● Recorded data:
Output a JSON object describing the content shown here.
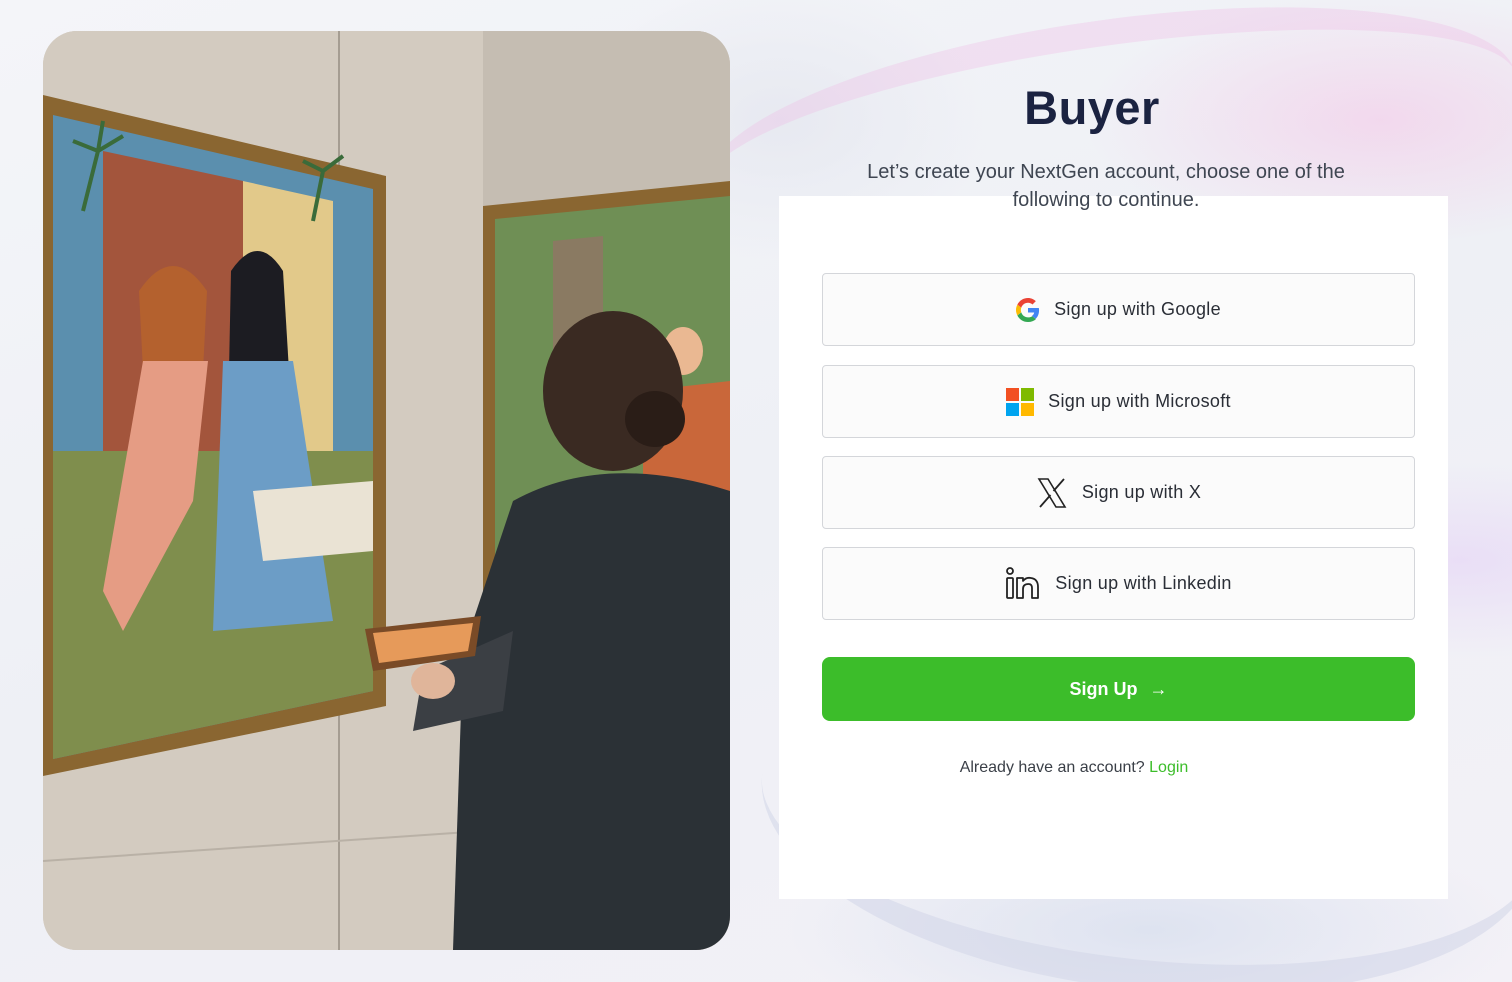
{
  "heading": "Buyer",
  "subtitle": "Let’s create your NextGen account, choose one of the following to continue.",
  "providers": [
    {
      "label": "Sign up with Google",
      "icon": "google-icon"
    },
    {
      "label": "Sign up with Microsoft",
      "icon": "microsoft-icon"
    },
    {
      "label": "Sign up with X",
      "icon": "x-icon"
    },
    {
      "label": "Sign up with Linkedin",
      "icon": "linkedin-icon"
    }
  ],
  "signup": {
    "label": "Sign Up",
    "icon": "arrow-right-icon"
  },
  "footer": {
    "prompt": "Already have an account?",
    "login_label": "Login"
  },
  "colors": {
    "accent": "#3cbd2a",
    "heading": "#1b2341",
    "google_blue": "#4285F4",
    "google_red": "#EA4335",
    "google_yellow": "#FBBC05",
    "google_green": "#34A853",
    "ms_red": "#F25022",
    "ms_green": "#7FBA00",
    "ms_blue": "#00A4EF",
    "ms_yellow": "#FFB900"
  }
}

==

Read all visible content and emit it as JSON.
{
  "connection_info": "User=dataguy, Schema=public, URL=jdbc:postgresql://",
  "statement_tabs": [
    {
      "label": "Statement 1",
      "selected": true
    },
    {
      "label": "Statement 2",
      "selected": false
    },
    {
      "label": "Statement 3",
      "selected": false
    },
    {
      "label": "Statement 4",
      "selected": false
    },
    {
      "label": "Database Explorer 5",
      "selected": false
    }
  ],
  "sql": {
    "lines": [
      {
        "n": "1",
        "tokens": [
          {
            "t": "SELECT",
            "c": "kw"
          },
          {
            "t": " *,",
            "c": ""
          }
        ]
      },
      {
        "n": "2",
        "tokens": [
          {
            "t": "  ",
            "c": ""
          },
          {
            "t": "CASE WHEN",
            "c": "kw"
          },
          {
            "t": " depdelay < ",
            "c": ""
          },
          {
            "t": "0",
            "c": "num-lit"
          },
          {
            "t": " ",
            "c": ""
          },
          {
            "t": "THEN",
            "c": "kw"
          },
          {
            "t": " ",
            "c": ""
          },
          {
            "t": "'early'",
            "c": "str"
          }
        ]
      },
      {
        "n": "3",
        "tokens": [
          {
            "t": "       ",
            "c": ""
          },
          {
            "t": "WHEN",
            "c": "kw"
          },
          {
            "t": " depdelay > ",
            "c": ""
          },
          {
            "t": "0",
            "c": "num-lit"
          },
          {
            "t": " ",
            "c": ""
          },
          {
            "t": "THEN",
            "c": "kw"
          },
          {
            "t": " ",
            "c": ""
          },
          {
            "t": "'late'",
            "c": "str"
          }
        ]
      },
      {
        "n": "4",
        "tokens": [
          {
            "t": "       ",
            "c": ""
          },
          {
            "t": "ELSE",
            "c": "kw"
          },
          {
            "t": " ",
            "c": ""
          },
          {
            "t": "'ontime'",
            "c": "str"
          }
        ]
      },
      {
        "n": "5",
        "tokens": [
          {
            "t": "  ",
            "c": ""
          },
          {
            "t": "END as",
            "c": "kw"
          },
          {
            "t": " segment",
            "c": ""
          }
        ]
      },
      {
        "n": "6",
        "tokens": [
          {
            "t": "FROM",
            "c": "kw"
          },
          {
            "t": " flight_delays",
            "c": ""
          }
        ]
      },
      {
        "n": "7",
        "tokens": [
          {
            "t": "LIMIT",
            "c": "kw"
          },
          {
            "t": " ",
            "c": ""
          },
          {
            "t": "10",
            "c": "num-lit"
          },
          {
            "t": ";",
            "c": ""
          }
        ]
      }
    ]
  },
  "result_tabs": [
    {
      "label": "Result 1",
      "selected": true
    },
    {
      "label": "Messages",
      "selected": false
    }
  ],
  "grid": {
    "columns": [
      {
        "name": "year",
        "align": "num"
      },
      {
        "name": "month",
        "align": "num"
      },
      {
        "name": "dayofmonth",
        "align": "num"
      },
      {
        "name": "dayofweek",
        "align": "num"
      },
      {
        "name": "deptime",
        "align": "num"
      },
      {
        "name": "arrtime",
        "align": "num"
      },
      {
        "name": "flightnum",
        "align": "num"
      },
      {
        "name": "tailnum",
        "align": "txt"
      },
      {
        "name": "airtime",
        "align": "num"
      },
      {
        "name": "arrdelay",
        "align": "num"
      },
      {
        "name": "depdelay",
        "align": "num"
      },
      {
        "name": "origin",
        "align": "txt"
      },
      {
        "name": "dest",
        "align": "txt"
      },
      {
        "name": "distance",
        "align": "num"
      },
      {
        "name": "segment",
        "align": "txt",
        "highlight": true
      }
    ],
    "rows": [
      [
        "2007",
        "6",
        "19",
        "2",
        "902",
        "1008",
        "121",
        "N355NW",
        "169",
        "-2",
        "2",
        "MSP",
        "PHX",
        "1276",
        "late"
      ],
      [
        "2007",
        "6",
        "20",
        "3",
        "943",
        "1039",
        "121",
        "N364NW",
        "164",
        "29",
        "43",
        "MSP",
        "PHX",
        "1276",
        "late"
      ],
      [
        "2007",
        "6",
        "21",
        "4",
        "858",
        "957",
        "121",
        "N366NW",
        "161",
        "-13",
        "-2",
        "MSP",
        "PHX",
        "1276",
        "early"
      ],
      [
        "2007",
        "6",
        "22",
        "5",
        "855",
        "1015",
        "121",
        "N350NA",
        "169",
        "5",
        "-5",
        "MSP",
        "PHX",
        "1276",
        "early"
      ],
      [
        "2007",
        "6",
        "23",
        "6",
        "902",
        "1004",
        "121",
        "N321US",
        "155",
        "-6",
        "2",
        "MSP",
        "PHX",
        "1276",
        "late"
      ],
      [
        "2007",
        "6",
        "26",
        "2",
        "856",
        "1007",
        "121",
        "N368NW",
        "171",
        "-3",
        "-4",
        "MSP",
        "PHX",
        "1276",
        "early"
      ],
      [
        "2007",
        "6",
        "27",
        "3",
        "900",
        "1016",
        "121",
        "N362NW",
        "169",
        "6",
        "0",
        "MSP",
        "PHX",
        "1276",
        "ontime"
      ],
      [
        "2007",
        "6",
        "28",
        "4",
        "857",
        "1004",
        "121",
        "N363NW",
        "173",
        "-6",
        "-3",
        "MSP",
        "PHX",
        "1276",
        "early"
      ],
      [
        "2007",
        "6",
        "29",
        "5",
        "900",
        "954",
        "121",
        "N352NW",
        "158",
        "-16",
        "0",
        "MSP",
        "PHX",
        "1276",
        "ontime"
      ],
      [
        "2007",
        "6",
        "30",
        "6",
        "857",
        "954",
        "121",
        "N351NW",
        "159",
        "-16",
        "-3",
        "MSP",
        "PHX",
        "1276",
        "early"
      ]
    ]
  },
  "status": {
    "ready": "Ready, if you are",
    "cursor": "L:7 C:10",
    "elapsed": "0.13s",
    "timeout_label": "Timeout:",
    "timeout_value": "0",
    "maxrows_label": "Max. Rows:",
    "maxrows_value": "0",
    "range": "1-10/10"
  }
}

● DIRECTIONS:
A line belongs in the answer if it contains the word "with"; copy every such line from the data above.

● SOLVED EXERCISE:
      "label": "Sign up with Google",
      "label": "Sign up with Microsoft",
      "label": "Sign up with X",
      "label": "Sign up with Linkedin",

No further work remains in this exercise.